Open Space 1: Data Quality in High Stakes Decisions

Participants: Vojtech Sedlak, Steve Oldridge, Theo Rosenfeld, Mark Twohig, Milan Veverka

How Can We Ensure We Are Not Compromising the Value of Data in High Stakes Decisions?

This post is a summary of the Open Space discussion at the November 17th Data Leadership Summit

Our conversation revolved around a bit of wisdom that Milan Veverka offered (paraphrasing Rita Mae Brown, I think): Good choices are borne out of good judgment, and good judgment is borne out of bad choices. By sharing failures we found common threads we could turn into general advice. As our nascent field matures, we encourage today’s data leaders to collect this sort of advice and pass it on as best-practices so that tomorrow’s leaders can enjoy even bigger and better failures.

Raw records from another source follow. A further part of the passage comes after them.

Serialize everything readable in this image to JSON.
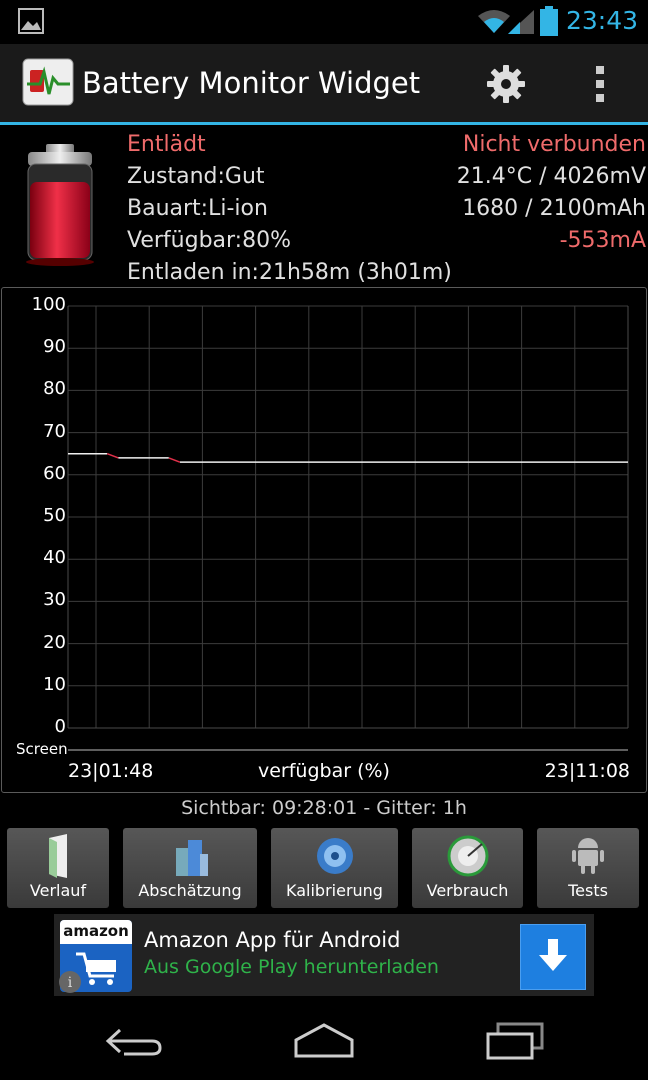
{
  "status_bar": {
    "time": "23:43"
  },
  "app": {
    "title": "Battery Monitor Widget"
  },
  "info": {
    "state": "Entlädt",
    "connection": "Nicht verbunden",
    "health": "Zustand:Gut",
    "temp_voltage": "21.4°C / 4026mV",
    "type": "Bauart:Li-ion",
    "capacity": "1680 / 2100mAh",
    "available": "Verfügbar:80%",
    "current": "-553mA",
    "discharge": "Entladen in:21h58m (3h01m)"
  },
  "chart_data": {
    "type": "line",
    "ylim": [
      0,
      100
    ],
    "y_ticks": [
      "100",
      "90",
      "80",
      "70",
      "60",
      "50",
      "40",
      "30",
      "20",
      "10",
      "0"
    ],
    "x_start_label": "23|01:48",
    "x_end_label": "23|11:08",
    "xlabel": "verfügbar (%)",
    "screen_label": "Screen",
    "series": [
      {
        "x": [
          0,
          0.07,
          0.09,
          0.18,
          0.2,
          1.0
        ],
        "values": [
          65,
          65,
          64,
          64,
          63,
          63
        ]
      }
    ]
  },
  "visible_range": "Sichtbar: 09:28:01 - Gitter: 1h",
  "tools": [
    {
      "label": "Verlauf"
    },
    {
      "label": "Abschätzung"
    },
    {
      "label": "Kalibrierung"
    },
    {
      "label": "Verbrauch"
    },
    {
      "label": "Tests"
    }
  ],
  "ad": {
    "logo_text": "amazon",
    "title": "Amazon App für Android",
    "subtitle": "Aus Google Play herunterladen"
  },
  "colors": {
    "accent": "#33b5e5",
    "warning": "#ef6b6b",
    "ad_green": "#2fb34a",
    "download_blue": "#1e7fe0"
  }
}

A few words about data quality: there is not nearly enough discourse on this topic yet. We (and our clients) need to understand that data always represents the world imperfectly. We hope to learn about the world through patterns in our data, but in order to do so we need to understand the imperfections in our data. This is a Sisyphean task of trying to learn what we don’t know about what we don’t know. It’s a good thing this field attracts people who like challenging puzzles.

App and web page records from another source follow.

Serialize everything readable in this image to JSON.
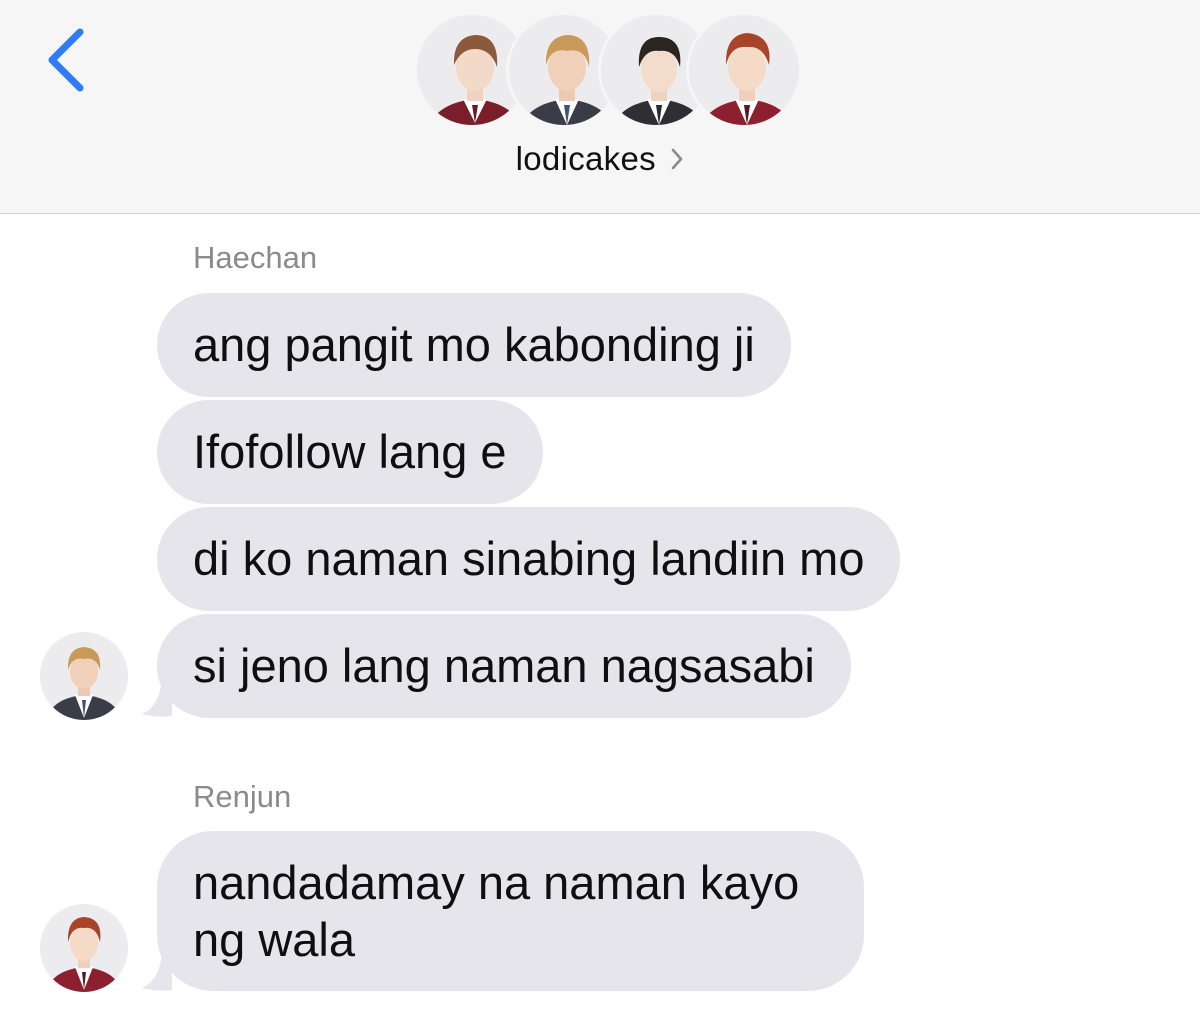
{
  "header": {
    "back_icon": "chevron-left-icon",
    "group_name": "lodicakes",
    "group_chevron_icon": "chevron-right-icon",
    "member_avatars": [
      "avatar-1",
      "avatar-2",
      "avatar-3",
      "avatar-4"
    ]
  },
  "colors": {
    "accent": "#2f7cf6",
    "header_bg": "#f6f6f6",
    "bubble_bg": "#e6e5eb",
    "sender_text": "#8b8b8f"
  },
  "messages": [
    {
      "sender": "Haechan",
      "bubbles": [
        "ang pangit mo kabonding ji",
        "Ifofollow lang e",
        "di ko naman sinabing landiin mo",
        "si jeno lang naman nagsasabi"
      ]
    },
    {
      "sender": "Renjun",
      "bubbles": [
        "nandadamay na naman kayo ng wala"
      ]
    }
  ]
}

Here is a distillation of the advice we shared:

  1. Data quality is all about prevention, and prevention often feels like a waste of time until it’s too late. The level of effort should match the value of the project – quick and dirty is sometimes appropriate, but should never be the default mode.
  2. Each piece of the pipeline should generate an auditable record of what it does to the data. Where this is not possible manual checks should be instituted.
  3. At every point that a human intervenes there should be a checklist. It can be small and simple, but it should exist. Even the best of us have bad days, and one day the task will be done by someone that didn’t live through yesterday’s catastrophes.
  4. Always use multiple metrics. Always. Many of our stories involved a major issue escaping attention because it didn’t look bad on one metric–or an unnecessary freak-out was triggered by incidental behaviour of a metric.
    For example:

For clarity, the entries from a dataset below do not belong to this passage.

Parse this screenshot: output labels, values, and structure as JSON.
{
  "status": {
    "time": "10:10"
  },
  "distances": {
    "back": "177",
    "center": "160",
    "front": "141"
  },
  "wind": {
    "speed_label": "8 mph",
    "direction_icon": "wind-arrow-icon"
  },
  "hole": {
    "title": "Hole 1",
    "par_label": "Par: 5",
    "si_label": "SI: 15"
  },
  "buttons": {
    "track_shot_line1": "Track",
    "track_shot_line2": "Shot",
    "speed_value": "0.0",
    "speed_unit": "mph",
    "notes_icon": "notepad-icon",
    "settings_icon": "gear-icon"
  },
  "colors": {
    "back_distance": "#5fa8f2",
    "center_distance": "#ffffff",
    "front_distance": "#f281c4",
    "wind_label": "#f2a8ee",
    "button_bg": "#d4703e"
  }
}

o   Some servers went down but the flow of records was still within tolerance levels so a specific customer segment lost service without the company noticing.

o   The proportion of records with warning messages was small compared to the total dataset so they were discarded before analysis. However, they were all discarded due to the same problematic edge case and they all were part of the same (important) subset. Days were lost to skewed analysis.

o   A one-time cost levied on users caused a spike in revenue followed by a dramatic drop in week-over-week revenue. Some panic occurred before it was noted that every other metric was positive.

On a personal note, I’m thrilled to see that others at the Data Leadership Summit are passionate about data quality and the integrity of analysis. Sometimes I feel that the hype around data bestows an assumption that data is magically irrefutable, that truth is established by presenting a graph. I look forward to seeing a more nuanced understanding of the relationship between data and truth emerge from our field.